He didn't stop there. He also that "a government may [not] indefinitely restrict its employees' First Amendment rights by referencing some bygone harm."
But, the law was passed 60 years ago, with undeniable justification, and the threat of the police giving preferential treatment to candidates and donors looms large, with no evidence presented to counteract this long-standing historical justification.
One example cited by the court of preferential treatment in action: the Fraternal Order of Police's "courtesy card," given to large donors, which "may become an improper ticket to preferential treatment."
But This Won't Fix It
Even with that lukewarm finding of harm, the city still has to show that the ban addresses the problem. And that's where the city failed miserably.
"The charter ban, as implemented and applied in this case, is poorly tailored to the city's articulated interests," Hardiman held. "Because the ban is not 'closely drawn to avoid unnecessary abridgment of associational freedoms,' it unconstitutionally restricts the FOP plaintiffs' participation in the political process."
"The city also fails to persuade us why the contribution ban should apply only to the police, and not to the approximately 20,000 other individuals in its employ," he continued.
Hardiman brought up the issue of firefighters, who were also covered by the regulation. The Philadelphia firefighters' union, "in a case remarkably similar to this one, successfully challenged the ban as an unconstitutional infringement on its members' First Amendment rights" in 2003. The city did not appeal and no longer enforces the ban against firefighters.

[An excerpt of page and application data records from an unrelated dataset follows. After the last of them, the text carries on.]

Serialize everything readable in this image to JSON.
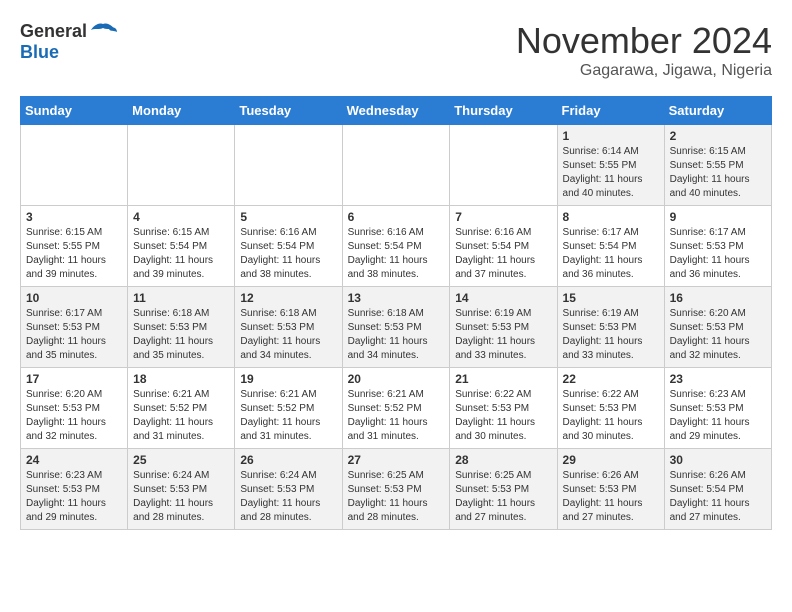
{
  "header": {
    "logo_general": "General",
    "logo_blue": "Blue",
    "month_title": "November 2024",
    "location": "Gagarawa, Jigawa, Nigeria"
  },
  "weekdays": [
    "Sunday",
    "Monday",
    "Tuesday",
    "Wednesday",
    "Thursday",
    "Friday",
    "Saturday"
  ],
  "weeks": [
    [
      {
        "day": "",
        "info": ""
      },
      {
        "day": "",
        "info": ""
      },
      {
        "day": "",
        "info": ""
      },
      {
        "day": "",
        "info": ""
      },
      {
        "day": "",
        "info": ""
      },
      {
        "day": "1",
        "info": "Sunrise: 6:14 AM\nSunset: 5:55 PM\nDaylight: 11 hours\nand 40 minutes."
      },
      {
        "day": "2",
        "info": "Sunrise: 6:15 AM\nSunset: 5:55 PM\nDaylight: 11 hours\nand 40 minutes."
      }
    ],
    [
      {
        "day": "3",
        "info": "Sunrise: 6:15 AM\nSunset: 5:55 PM\nDaylight: 11 hours\nand 39 minutes."
      },
      {
        "day": "4",
        "info": "Sunrise: 6:15 AM\nSunset: 5:54 PM\nDaylight: 11 hours\nand 39 minutes."
      },
      {
        "day": "5",
        "info": "Sunrise: 6:16 AM\nSunset: 5:54 PM\nDaylight: 11 hours\nand 38 minutes."
      },
      {
        "day": "6",
        "info": "Sunrise: 6:16 AM\nSunset: 5:54 PM\nDaylight: 11 hours\nand 38 minutes."
      },
      {
        "day": "7",
        "info": "Sunrise: 6:16 AM\nSunset: 5:54 PM\nDaylight: 11 hours\nand 37 minutes."
      },
      {
        "day": "8",
        "info": "Sunrise: 6:17 AM\nSunset: 5:54 PM\nDaylight: 11 hours\nand 36 minutes."
      },
      {
        "day": "9",
        "info": "Sunrise: 6:17 AM\nSunset: 5:53 PM\nDaylight: 11 hours\nand 36 minutes."
      }
    ],
    [
      {
        "day": "10",
        "info": "Sunrise: 6:17 AM\nSunset: 5:53 PM\nDaylight: 11 hours\nand 35 minutes."
      },
      {
        "day": "11",
        "info": "Sunrise: 6:18 AM\nSunset: 5:53 PM\nDaylight: 11 hours\nand 35 minutes."
      },
      {
        "day": "12",
        "info": "Sunrise: 6:18 AM\nSunset: 5:53 PM\nDaylight: 11 hours\nand 34 minutes."
      },
      {
        "day": "13",
        "info": "Sunrise: 6:18 AM\nSunset: 5:53 PM\nDaylight: 11 hours\nand 34 minutes."
      },
      {
        "day": "14",
        "info": "Sunrise: 6:19 AM\nSunset: 5:53 PM\nDaylight: 11 hours\nand 33 minutes."
      },
      {
        "day": "15",
        "info": "Sunrise: 6:19 AM\nSunset: 5:53 PM\nDaylight: 11 hours\nand 33 minutes."
      },
      {
        "day": "16",
        "info": "Sunrise: 6:20 AM\nSunset: 5:53 PM\nDaylight: 11 hours\nand 32 minutes."
      }
    ],
    [
      {
        "day": "17",
        "info": "Sunrise: 6:20 AM\nSunset: 5:53 PM\nDaylight: 11 hours\nand 32 minutes."
      },
      {
        "day": "18",
        "info": "Sunrise: 6:21 AM\nSunset: 5:52 PM\nDaylight: 11 hours\nand 31 minutes."
      },
      {
        "day": "19",
        "info": "Sunrise: 6:21 AM\nSunset: 5:52 PM\nDaylight: 11 hours\nand 31 minutes."
      },
      {
        "day": "20",
        "info": "Sunrise: 6:21 AM\nSunset: 5:52 PM\nDaylight: 11 hours\nand 31 minutes."
      },
      {
        "day": "21",
        "info": "Sunrise: 6:22 AM\nSunset: 5:53 PM\nDaylight: 11 hours\nand 30 minutes."
      },
      {
        "day": "22",
        "info": "Sunrise: 6:22 AM\nSunset: 5:53 PM\nDaylight: 11 hours\nand 30 minutes."
      },
      {
        "day": "23",
        "info": "Sunrise: 6:23 AM\nSunset: 5:53 PM\nDaylight: 11 hours\nand 29 minutes."
      }
    ],
    [
      {
        "day": "24",
        "info": "Sunrise: 6:23 AM\nSunset: 5:53 PM\nDaylight: 11 hours\nand 29 minutes."
      },
      {
        "day": "25",
        "info": "Sunrise: 6:24 AM\nSunset: 5:53 PM\nDaylight: 11 hours\nand 28 minutes."
      },
      {
        "day": "26",
        "info": "Sunrise: 6:24 AM\nSunset: 5:53 PM\nDaylight: 11 hours\nand 28 minutes."
      },
      {
        "day": "27",
        "info": "Sunrise: 6:25 AM\nSunset: 5:53 PM\nDaylight: 11 hours\nand 28 minutes."
      },
      {
        "day": "28",
        "info": "Sunrise: 6:25 AM\nSunset: 5:53 PM\nDaylight: 11 hours\nand 27 minutes."
      },
      {
        "day": "29",
        "info": "Sunrise: 6:26 AM\nSunset: 5:53 PM\nDaylight: 11 hours\nand 27 minutes."
      },
      {
        "day": "30",
        "info": "Sunrise: 6:26 AM\nSunset: 5:54 PM\nDaylight: 11 hours\nand 27 minutes."
      }
    ]
  ]
}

The court also noted that the city allows officers to participate in physical demonstrations -- on union time -- but bars financial contributions, "political activities by the police that have similar, if not more pernicious, implications" than fundraising.